Here's a slippery slope argument: Imagine you are the host of a theater artist, and they bring someone home and are having sex with them on the couch and your 6 year old child walks in. You argue that this is perfectly acceptable because the artist should be able to have free reign of the home, correct? Extreme circumstance or not, this is how you just phrased it.

KMC

  • Forum Moderators
  • *****
  • Posts: 962
  • Gender: Male
    • View Profile
  • Current Gig: Project Manager, Systems Integration
  • Experience: Former SM
Re: A Sticky Wicket
« Reply #13 on: Mar 24, 2012, 02:55 am »
I think we've strayed slightly off topic.  The OP's question was regarding how to handle the situation with the present employer.  The etiquette and manners of hosted housing is likely a different topic.  There are merits to both sides of the arguments, but this is an issue for company management, not stage management.  As an SM, stay out of it. 

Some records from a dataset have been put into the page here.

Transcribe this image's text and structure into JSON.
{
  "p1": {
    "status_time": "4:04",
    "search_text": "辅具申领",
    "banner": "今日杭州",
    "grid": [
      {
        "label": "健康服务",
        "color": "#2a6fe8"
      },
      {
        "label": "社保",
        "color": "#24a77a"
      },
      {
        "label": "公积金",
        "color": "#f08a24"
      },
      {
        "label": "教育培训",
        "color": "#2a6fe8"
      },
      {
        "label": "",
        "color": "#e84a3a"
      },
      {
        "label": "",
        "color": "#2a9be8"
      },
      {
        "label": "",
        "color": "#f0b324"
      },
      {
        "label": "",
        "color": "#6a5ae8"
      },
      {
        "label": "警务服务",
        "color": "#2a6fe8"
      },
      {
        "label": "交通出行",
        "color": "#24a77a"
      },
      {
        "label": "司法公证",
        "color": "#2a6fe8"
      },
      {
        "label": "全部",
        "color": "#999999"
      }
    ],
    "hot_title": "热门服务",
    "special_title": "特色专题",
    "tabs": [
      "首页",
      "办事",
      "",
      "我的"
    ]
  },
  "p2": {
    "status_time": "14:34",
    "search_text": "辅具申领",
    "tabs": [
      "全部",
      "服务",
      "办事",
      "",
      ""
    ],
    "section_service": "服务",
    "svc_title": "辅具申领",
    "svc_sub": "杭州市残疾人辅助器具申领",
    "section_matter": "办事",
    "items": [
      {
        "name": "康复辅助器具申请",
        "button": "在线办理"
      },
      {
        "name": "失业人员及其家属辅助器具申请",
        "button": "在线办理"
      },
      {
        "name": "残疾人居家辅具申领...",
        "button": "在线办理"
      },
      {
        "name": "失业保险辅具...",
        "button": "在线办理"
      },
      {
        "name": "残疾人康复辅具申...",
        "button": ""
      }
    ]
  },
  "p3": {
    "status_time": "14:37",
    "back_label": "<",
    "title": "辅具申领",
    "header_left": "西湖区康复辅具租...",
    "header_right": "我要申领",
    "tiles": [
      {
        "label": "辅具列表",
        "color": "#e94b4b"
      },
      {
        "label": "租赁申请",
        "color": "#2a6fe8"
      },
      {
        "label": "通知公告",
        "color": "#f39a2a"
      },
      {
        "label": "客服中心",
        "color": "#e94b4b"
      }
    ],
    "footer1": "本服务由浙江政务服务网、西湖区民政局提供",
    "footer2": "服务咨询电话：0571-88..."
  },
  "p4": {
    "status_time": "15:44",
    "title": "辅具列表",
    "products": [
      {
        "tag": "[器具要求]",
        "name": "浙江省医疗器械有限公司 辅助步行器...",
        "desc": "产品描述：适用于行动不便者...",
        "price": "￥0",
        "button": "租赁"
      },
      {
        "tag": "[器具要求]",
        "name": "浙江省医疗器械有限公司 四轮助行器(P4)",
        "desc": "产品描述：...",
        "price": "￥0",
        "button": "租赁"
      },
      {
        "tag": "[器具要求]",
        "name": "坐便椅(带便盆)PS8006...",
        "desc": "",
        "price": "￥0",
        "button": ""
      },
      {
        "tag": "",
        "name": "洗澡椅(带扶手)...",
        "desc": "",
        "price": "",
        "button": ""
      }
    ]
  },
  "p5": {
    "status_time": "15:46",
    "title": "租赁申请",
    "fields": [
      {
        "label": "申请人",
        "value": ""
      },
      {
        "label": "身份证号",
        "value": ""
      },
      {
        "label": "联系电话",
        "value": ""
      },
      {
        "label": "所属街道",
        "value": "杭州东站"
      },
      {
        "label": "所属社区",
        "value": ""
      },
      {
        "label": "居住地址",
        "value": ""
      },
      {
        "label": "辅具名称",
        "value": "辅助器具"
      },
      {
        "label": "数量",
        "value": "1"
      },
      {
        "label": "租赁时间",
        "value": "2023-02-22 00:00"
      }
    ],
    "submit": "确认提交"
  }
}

Get action. Do things; be sane; donít fritter away your time; create, act, take a place wherever you are and be somebody; get action. -T. Roosevelt